OBJECTIVE: Adaptive behaviour in Down syndrome is described to increase until middle childhood and to begin to decline in adolescence, whereas significant deterioration in middle adulthood has been attributed to early onset of dementia. Nevertheless, opinions diverge about when the slowing down of adaptive and cognitive abilities starts. Our aims were to describe the profile of adaptive behaviour in Down syndrome, the variability within different age- groups, age-related changes and the correlation to cognitive abilities. METHODS: In a prospective cross-sectional study, individuals with Down syndrome all living in the family and without signs of dementia in 4 Italian sites were included and performed a detailed medical and neuropsychiatric work-up, as well as cognitive testing and adaptive behaviour, using the Vineland Adaptive Behaviour Scales.

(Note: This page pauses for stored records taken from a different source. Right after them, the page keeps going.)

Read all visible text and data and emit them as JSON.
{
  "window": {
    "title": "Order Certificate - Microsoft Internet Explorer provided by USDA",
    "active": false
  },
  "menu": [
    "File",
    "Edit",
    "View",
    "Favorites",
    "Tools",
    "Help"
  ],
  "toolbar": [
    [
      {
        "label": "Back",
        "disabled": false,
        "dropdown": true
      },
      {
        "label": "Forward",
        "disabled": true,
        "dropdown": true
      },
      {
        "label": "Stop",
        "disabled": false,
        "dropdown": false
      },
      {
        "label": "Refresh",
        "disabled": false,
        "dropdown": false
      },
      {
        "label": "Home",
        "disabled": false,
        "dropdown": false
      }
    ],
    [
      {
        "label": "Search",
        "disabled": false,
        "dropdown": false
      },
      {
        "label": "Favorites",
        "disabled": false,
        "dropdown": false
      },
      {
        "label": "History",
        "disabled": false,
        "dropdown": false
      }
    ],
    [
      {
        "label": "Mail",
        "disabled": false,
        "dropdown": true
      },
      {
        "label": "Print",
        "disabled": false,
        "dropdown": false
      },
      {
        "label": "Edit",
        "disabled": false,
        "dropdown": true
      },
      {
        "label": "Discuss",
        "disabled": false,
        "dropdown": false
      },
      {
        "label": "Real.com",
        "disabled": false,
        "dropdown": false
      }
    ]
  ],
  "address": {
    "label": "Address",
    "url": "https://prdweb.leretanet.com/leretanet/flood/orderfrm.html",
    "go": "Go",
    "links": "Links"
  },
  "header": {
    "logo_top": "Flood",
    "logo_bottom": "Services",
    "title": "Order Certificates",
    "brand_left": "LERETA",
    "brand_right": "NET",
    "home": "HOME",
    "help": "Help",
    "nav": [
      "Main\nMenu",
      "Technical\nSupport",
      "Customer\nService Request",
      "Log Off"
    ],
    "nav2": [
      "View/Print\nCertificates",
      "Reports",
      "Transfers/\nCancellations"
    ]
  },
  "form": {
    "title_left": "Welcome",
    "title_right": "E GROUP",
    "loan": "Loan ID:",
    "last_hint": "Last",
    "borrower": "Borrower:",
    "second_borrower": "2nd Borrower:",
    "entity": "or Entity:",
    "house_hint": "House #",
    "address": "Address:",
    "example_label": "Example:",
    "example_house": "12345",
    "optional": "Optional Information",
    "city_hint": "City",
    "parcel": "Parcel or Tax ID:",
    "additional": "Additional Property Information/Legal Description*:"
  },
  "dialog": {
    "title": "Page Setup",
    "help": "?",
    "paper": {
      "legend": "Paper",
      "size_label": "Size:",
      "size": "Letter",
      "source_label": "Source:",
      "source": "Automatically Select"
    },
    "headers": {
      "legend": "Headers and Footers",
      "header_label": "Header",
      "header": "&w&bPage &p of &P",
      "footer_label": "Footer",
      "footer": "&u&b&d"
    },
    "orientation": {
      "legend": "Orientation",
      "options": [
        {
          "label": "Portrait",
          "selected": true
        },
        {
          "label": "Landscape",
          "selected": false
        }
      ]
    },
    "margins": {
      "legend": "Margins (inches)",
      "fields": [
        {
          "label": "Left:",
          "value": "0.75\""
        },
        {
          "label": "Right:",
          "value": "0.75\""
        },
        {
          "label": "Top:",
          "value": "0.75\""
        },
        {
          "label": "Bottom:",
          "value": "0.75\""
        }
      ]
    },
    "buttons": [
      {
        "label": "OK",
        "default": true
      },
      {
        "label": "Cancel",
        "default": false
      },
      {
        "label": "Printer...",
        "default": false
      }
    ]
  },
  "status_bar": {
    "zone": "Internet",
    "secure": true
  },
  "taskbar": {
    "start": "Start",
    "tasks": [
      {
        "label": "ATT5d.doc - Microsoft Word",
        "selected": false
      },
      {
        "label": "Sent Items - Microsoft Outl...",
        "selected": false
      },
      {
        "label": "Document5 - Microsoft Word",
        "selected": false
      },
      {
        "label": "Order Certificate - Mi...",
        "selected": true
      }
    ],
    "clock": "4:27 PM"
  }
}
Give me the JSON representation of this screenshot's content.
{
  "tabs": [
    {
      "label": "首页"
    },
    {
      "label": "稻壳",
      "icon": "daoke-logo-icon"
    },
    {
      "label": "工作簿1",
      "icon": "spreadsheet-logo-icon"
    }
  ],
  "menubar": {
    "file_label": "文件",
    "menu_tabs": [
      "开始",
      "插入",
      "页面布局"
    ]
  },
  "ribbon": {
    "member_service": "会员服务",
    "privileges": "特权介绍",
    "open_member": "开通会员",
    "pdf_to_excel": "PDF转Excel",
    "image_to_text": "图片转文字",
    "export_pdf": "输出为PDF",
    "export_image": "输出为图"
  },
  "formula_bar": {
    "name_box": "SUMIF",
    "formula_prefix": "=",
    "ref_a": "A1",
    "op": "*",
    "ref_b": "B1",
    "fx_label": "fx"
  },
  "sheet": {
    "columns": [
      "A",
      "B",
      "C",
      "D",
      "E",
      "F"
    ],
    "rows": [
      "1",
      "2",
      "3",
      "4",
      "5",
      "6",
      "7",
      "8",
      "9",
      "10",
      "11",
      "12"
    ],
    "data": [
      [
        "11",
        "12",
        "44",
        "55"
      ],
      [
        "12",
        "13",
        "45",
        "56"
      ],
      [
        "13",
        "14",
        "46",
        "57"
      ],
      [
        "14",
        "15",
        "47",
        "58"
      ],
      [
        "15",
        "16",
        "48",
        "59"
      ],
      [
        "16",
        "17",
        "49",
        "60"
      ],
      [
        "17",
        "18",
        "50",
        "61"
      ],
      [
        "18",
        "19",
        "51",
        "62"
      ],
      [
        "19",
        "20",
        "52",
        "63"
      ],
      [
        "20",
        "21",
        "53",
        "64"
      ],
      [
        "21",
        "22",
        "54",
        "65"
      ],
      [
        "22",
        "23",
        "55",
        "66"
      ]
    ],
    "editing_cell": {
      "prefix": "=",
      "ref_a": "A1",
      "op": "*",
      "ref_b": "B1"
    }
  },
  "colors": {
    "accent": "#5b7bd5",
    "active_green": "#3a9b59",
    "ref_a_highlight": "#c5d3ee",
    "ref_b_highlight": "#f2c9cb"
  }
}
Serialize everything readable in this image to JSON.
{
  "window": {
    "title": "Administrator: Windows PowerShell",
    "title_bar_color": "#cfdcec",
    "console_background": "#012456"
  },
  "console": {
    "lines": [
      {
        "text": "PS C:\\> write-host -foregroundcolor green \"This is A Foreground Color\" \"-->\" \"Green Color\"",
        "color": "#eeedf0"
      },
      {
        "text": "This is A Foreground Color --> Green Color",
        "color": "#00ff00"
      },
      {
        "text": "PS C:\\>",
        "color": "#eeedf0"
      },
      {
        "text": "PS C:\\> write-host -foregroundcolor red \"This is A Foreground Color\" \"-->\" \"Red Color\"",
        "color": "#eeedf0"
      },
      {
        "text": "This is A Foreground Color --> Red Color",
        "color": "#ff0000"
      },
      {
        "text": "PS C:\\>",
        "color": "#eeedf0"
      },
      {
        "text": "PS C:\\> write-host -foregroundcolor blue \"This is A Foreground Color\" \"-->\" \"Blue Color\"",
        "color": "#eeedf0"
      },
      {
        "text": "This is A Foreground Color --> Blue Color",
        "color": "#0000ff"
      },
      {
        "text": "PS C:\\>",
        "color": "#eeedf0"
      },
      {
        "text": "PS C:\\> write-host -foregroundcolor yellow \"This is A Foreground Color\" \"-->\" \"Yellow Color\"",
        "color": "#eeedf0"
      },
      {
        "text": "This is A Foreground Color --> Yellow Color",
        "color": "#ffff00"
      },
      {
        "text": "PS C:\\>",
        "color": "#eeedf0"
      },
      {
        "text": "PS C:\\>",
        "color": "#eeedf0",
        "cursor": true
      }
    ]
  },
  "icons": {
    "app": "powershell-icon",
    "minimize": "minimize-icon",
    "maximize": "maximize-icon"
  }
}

RESULTS: Seventy-five individuals with Down syndrome from 4 to 52 years were included. Adults from 20 to 30 years showed the highest performance of all groups. The area of communication, always an area of strength, did not change over time, in childhood and especially in adolescence daily living skills (p = 0.012) and socialisation (p = 0.021) scored on average, whereas in young and middle adulthood performance in daily living skills and socialisation and were areas of strength. CONCLUSIONS: Individuals with DS continue to increase competence in adaptive behaviour until 30 years, even when cognitive abilities reach a plateau. We found no major decline in middle adulthood. This may be due to exposure to daily life, but needs to be supported by further studies.
- Adaptive behaviour
- Down syndrome
- Vineland Adaptive Behaviour Scales
ASJC Scopus subject areas